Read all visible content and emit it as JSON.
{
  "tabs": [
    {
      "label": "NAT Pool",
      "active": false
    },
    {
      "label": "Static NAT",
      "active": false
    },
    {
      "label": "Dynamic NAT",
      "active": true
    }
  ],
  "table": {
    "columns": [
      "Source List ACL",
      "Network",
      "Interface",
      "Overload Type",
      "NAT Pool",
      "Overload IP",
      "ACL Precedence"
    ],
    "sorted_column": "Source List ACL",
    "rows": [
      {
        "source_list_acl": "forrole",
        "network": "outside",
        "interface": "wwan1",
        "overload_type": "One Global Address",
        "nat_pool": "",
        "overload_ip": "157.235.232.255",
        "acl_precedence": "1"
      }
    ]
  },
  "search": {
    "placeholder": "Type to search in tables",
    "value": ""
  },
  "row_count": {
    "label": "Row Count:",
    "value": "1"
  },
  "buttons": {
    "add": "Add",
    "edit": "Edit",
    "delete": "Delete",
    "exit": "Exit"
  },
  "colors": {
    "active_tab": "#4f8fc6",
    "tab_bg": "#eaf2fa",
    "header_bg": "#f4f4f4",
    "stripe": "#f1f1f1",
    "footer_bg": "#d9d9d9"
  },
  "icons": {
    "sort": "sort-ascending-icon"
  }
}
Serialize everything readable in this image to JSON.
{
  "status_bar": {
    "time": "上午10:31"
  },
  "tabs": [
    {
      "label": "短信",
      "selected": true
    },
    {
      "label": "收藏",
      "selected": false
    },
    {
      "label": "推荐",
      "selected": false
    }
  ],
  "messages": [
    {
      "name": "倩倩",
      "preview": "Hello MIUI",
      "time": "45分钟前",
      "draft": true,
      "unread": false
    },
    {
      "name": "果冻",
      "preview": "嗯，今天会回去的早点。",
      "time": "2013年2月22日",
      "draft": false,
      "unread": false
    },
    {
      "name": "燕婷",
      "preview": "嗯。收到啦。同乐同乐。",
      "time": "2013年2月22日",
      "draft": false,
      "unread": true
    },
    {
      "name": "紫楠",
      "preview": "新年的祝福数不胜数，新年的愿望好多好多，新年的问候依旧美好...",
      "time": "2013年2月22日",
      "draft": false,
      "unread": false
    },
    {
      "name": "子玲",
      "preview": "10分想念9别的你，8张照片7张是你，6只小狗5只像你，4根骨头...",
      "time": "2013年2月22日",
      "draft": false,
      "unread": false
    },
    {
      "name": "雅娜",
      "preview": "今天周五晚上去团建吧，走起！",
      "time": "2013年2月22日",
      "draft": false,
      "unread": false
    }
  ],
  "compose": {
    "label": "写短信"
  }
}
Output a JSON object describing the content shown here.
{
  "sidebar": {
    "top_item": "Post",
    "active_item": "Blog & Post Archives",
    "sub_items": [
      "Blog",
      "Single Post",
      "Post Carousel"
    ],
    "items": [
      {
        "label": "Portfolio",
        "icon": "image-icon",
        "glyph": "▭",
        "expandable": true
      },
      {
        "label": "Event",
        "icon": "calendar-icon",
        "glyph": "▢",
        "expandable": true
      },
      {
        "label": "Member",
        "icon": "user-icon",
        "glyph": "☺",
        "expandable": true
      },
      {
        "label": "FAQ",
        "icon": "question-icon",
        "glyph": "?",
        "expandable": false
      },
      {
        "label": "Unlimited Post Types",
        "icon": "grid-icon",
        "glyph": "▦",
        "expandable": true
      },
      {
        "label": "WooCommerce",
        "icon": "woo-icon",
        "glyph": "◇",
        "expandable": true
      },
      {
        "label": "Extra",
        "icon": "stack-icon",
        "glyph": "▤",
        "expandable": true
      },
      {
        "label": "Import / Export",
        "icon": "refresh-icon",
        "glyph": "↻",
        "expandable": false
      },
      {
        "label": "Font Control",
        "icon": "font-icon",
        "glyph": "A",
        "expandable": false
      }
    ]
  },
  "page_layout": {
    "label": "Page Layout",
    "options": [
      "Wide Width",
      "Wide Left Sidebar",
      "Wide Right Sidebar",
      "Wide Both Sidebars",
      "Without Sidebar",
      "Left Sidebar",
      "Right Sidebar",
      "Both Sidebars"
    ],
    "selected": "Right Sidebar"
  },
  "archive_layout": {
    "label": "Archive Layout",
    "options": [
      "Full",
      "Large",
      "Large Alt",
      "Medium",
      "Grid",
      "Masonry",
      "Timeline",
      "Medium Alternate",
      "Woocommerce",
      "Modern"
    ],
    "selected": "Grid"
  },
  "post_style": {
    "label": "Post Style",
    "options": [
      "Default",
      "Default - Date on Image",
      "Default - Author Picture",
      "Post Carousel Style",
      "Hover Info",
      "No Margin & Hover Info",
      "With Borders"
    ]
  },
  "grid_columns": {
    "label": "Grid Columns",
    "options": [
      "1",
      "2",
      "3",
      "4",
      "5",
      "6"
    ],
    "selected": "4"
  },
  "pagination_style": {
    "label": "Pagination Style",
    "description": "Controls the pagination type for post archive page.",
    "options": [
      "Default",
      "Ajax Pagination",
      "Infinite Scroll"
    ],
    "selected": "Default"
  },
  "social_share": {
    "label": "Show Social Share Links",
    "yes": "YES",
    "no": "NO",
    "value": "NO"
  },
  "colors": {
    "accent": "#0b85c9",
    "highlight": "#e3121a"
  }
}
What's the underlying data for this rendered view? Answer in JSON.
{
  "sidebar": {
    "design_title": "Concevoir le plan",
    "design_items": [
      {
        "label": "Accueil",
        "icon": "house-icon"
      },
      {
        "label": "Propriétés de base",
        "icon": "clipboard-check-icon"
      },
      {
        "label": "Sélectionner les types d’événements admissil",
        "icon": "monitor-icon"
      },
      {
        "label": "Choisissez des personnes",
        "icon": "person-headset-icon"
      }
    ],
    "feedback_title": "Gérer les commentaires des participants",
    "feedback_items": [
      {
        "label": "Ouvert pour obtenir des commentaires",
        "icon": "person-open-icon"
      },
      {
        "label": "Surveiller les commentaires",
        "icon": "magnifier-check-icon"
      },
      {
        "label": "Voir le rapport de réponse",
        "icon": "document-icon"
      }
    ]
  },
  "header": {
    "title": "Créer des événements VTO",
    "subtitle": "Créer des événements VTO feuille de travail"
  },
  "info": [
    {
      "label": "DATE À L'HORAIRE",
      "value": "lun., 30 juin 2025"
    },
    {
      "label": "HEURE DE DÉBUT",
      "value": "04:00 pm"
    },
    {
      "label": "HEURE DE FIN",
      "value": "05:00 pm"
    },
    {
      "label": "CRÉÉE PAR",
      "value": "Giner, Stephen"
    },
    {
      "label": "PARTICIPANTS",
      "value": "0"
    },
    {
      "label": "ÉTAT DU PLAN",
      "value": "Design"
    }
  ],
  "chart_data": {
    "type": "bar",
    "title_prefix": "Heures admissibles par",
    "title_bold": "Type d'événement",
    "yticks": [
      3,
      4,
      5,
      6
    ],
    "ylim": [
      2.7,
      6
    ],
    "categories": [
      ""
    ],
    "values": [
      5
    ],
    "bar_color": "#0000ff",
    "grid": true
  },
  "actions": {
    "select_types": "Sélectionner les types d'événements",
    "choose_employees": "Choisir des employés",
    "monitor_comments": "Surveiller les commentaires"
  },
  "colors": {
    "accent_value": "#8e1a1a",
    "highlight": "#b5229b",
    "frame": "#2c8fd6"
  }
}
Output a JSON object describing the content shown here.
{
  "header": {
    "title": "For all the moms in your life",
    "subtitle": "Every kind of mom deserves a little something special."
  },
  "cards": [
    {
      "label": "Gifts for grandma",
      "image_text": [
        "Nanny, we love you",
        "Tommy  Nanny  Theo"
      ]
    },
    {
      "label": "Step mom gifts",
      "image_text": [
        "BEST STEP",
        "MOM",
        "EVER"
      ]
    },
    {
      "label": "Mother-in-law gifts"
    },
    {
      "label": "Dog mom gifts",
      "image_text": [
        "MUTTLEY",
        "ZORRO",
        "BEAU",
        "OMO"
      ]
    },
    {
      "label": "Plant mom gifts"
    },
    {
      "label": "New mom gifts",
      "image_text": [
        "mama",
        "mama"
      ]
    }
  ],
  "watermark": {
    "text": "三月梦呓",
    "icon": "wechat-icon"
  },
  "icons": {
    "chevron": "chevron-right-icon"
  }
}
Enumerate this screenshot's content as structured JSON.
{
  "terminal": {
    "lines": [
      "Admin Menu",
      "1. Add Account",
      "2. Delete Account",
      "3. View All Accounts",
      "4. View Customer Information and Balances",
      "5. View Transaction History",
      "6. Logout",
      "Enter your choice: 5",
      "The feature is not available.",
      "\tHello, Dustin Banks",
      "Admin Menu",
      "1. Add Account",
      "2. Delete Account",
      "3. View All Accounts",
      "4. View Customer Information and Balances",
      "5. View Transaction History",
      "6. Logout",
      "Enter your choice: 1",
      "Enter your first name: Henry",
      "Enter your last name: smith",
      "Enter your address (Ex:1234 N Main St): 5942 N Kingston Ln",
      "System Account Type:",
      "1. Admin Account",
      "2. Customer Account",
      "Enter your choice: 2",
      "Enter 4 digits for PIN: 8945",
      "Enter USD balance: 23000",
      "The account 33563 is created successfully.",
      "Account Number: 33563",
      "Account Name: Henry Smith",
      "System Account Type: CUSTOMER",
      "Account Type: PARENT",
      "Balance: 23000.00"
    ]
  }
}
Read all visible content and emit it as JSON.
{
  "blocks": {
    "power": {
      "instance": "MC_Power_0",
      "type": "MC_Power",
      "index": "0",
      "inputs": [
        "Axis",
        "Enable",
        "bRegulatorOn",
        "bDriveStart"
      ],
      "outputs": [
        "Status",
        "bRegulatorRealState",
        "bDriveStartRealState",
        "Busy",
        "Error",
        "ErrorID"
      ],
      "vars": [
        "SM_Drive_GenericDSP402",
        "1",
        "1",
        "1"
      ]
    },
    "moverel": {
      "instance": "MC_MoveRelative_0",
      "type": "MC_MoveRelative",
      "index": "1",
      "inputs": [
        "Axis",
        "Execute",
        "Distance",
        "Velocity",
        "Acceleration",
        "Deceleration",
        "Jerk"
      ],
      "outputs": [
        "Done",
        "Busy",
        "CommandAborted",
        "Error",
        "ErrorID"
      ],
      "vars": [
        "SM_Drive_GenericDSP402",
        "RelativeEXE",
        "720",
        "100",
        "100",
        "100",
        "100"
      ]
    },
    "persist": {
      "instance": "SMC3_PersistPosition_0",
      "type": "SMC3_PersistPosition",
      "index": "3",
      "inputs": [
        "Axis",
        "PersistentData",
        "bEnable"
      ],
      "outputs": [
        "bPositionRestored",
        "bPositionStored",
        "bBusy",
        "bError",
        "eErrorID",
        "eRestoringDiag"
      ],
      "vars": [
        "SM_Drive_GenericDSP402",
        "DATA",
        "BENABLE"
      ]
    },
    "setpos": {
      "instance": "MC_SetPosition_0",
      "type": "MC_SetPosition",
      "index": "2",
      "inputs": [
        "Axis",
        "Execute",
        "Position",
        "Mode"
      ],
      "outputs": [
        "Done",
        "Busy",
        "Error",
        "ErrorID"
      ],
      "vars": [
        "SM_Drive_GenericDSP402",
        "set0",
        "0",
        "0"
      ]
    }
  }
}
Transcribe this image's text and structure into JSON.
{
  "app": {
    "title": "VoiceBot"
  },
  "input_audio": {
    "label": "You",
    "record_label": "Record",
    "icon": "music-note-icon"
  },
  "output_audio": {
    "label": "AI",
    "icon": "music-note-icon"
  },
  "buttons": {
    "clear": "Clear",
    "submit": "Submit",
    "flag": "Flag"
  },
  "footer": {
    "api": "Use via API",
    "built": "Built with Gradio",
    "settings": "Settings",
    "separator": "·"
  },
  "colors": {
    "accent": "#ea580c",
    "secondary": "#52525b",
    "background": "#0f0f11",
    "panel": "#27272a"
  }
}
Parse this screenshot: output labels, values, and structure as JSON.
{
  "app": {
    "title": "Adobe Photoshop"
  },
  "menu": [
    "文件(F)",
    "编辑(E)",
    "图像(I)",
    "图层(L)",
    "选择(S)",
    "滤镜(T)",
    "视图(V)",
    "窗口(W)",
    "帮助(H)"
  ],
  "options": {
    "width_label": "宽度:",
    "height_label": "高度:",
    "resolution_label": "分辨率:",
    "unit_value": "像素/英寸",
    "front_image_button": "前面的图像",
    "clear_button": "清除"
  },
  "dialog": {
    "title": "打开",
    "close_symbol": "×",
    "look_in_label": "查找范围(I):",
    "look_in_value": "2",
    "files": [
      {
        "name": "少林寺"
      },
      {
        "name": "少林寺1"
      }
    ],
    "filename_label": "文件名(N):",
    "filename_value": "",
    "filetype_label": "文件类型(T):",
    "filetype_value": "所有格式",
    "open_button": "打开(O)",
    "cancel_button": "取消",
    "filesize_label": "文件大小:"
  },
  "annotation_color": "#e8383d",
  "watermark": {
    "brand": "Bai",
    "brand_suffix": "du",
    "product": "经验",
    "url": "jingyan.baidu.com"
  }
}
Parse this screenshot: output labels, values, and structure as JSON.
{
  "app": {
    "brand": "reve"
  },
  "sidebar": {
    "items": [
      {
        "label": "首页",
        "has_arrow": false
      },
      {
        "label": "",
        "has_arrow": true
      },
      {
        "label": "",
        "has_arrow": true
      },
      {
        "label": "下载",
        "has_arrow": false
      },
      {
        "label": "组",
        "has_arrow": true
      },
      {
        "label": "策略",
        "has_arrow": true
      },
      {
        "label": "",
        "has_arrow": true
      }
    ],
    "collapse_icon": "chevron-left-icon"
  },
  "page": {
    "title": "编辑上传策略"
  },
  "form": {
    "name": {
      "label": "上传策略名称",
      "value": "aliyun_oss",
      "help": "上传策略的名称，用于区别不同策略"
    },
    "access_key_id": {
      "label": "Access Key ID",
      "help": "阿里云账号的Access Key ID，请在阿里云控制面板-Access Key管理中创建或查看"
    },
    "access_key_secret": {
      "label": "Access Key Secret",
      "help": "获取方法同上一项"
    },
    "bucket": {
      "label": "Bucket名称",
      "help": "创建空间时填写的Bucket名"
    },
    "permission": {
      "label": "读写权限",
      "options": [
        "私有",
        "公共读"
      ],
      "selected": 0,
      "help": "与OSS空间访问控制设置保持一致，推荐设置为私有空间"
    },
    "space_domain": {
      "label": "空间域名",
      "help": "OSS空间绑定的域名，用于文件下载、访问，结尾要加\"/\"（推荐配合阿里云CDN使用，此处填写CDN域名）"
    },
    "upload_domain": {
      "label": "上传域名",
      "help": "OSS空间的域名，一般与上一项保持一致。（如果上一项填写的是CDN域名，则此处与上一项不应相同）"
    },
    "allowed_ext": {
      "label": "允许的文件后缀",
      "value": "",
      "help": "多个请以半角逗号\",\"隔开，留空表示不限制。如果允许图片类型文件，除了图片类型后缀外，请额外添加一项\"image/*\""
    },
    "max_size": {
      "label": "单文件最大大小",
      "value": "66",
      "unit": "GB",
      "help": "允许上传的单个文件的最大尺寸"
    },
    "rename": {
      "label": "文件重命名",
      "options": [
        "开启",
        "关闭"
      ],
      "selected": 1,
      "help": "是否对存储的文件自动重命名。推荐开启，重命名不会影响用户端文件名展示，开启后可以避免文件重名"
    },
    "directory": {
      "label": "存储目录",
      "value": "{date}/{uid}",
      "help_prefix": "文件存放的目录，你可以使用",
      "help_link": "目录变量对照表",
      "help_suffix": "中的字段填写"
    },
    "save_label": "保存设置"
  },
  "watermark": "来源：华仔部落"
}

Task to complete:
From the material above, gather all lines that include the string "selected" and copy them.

Answer space:
      "selected": true
      "selected": false
      "selected": false
    "selected": "Right Sidebar"
    "selected": "Grid"
    "selected": "4"
    "selected": "Default"
      "selected": 0,
      "selected": 1,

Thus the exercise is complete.